Stored items:
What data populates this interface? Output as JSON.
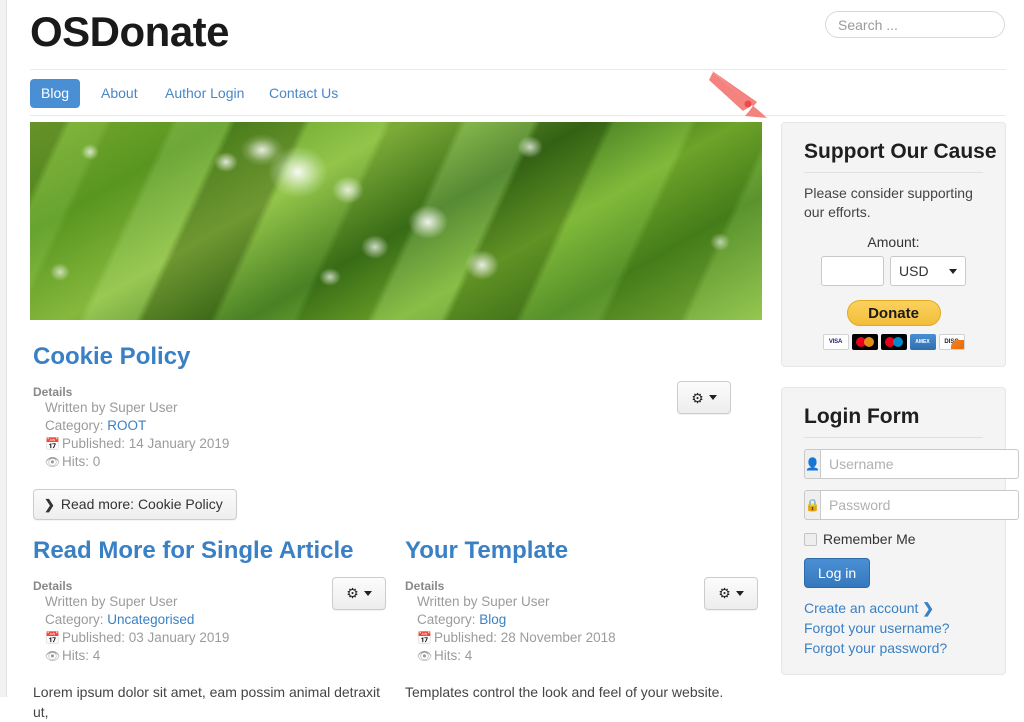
{
  "site": {
    "title": "OSDonate"
  },
  "search": {
    "placeholder": "Search ...",
    "value": ""
  },
  "nav": {
    "items": [
      {
        "label": "Blog",
        "active": true
      },
      {
        "label": "About",
        "active": false
      },
      {
        "label": "Author Login",
        "active": false
      },
      {
        "label": "Contact Us",
        "active": false
      }
    ]
  },
  "hero": {
    "alt": "Close-up photo of green grass blades covered in water droplets"
  },
  "articles": [
    {
      "title": "Cookie Policy",
      "details_label": "Details",
      "written_by": "Written by Super User",
      "category_label": "Category:",
      "category": "ROOT",
      "published": "Published: 14 January 2019",
      "hits": "Hits: 0",
      "read_more": "Read more: Cookie Policy",
      "body": ""
    },
    {
      "title": "Read More for Single Article",
      "details_label": "Details",
      "written_by": "Written by Super User",
      "category_label": "Category:",
      "category": "Uncategorised",
      "published": "Published: 03 January 2019",
      "hits": "Hits: 4",
      "read_more": "",
      "body": "Lorem ipsum dolor sit amet, eam possim animal detraxit ut,"
    },
    {
      "title": "Your Template",
      "details_label": "Details",
      "written_by": "Written by Super User",
      "category_label": "Category:",
      "category": "Blog",
      "published": "Published: 28 November 2018",
      "hits": "Hits: 4",
      "read_more": "",
      "body": "Templates control the look and feel of your website."
    }
  ],
  "sidebar": {
    "donate": {
      "title": "Support Our Cause",
      "description": "Please consider supporting our efforts.",
      "amount_label": "Amount:",
      "amount_value": "",
      "currency": "USD",
      "currency_options": [
        "USD"
      ],
      "donate_label": "Donate",
      "cards": [
        "VISA",
        "MasterCard",
        "Maestro",
        "American Express",
        "Discover"
      ]
    },
    "login": {
      "title": "Login Form",
      "username_placeholder": "Username",
      "username_value": "",
      "password_placeholder": "Password",
      "password_value": "",
      "remember_label": "Remember Me",
      "login_label": "Log in",
      "links": [
        "Create an account",
        "Forgot your username?",
        "Forgot your password?"
      ]
    }
  },
  "icons": {
    "gear": "⚙",
    "calendar": "Ὄ5",
    "eye": "ὄ1",
    "chevron_right": "❯",
    "user": "὆4",
    "lock": "ὑ2"
  },
  "colors": {
    "accent_blue": "#3a80c4",
    "nav_active": "#4a8fd4",
    "donate_gold": "#f3bd3a",
    "panel_bg": "#f4f4f4",
    "arrow": "#f4827f"
  }
}
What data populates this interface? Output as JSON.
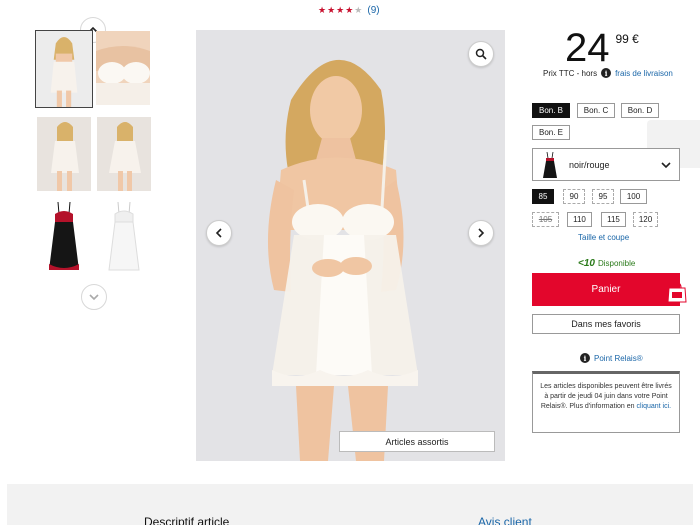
{
  "rating": {
    "stars": 4,
    "max": 5,
    "count": "(9)"
  },
  "gallery": {
    "thumbnails": [
      {
        "name": "thumb-front-white"
      },
      {
        "name": "thumb-closeup-white"
      },
      {
        "name": "thumb-pose-a"
      },
      {
        "name": "thumb-pose-b"
      },
      {
        "name": "thumb-black-red"
      },
      {
        "name": "thumb-white-flat"
      }
    ],
    "assorted_label": "Articles assortis"
  },
  "price": {
    "integer": "24",
    "decimal": "99 €",
    "tax_label": "Prix TTC - hors",
    "shipping_link": "frais de livraison"
  },
  "cups": [
    {
      "label": "Bon. B",
      "selected": true
    },
    {
      "label": "Bon. C",
      "selected": false
    },
    {
      "label": "Bon. D",
      "selected": false
    },
    {
      "label": "Bon. E",
      "selected": false
    }
  ],
  "color": {
    "label": "noir/rouge"
  },
  "sizes": [
    {
      "label": "85",
      "state": "selected"
    },
    {
      "label": "90",
      "state": "limited"
    },
    {
      "label": "95",
      "state": "limited"
    },
    {
      "label": "100",
      "state": "available"
    },
    {
      "label": "105",
      "state": "unavailable"
    },
    {
      "label": "110",
      "state": "available"
    },
    {
      "label": "115",
      "state": "available"
    },
    {
      "label": "120",
      "state": "limited"
    }
  ],
  "size_guide": "Taille et coupe",
  "availability": {
    "code": "<10",
    "label": "Disponible"
  },
  "cart_button": "Panier",
  "favorites_button": "Dans mes favoris",
  "relais": {
    "title": "Point Relais®",
    "text": "Les articles disponibles peuvent être livrés à partir de jeudi 04 juin dans votre Point Relais®. Plus d'information en",
    "link": "cliquant ici."
  },
  "footer_tabs": {
    "description": "Descriptif article",
    "reviews": "Avis client"
  },
  "colors": {
    "accent_red": "#e3062c",
    "link_blue": "#1a66a8",
    "available_green": "#2a7a1a"
  }
}
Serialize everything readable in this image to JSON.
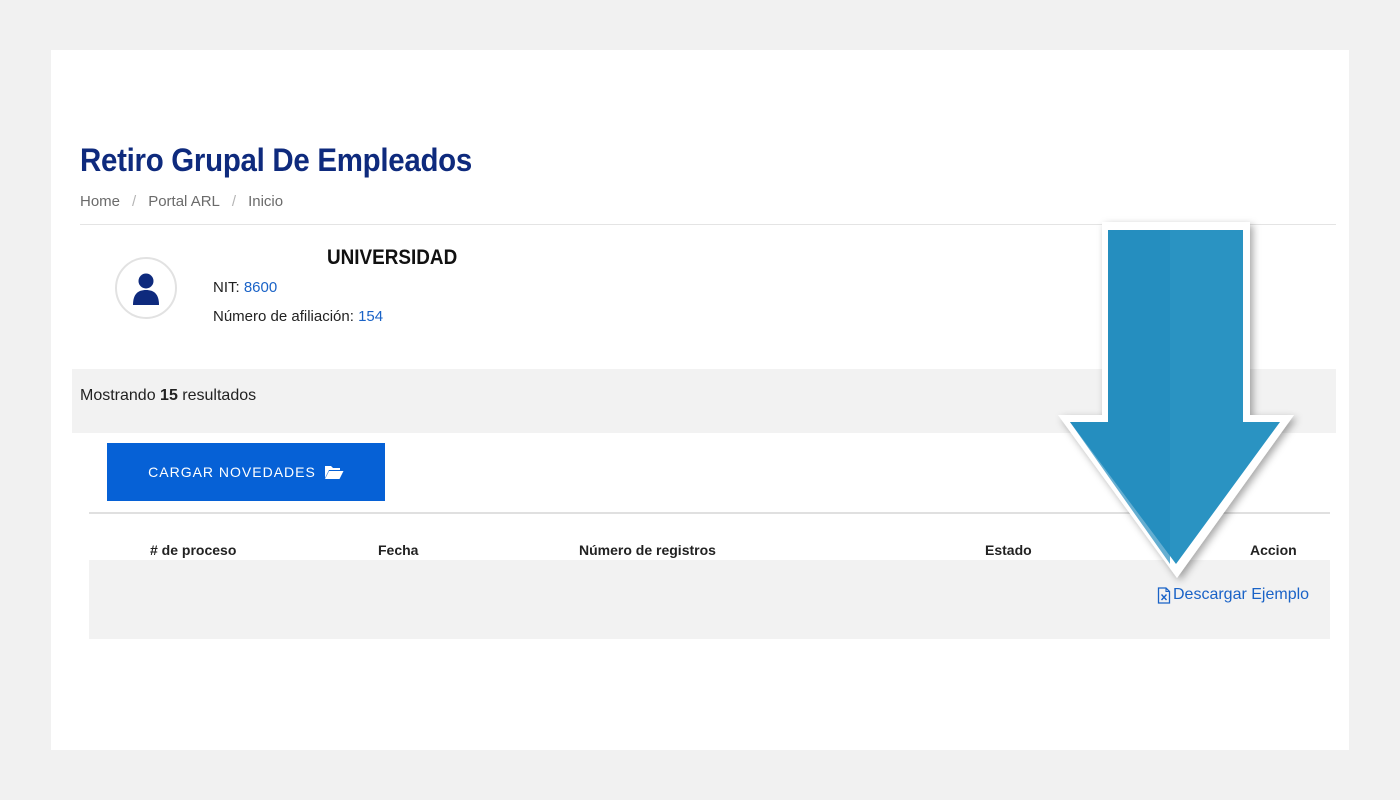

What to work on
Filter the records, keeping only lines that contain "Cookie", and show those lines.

Result
      "title": "Cookie Policy",
      "read_more": "Read more: Cookie Policy",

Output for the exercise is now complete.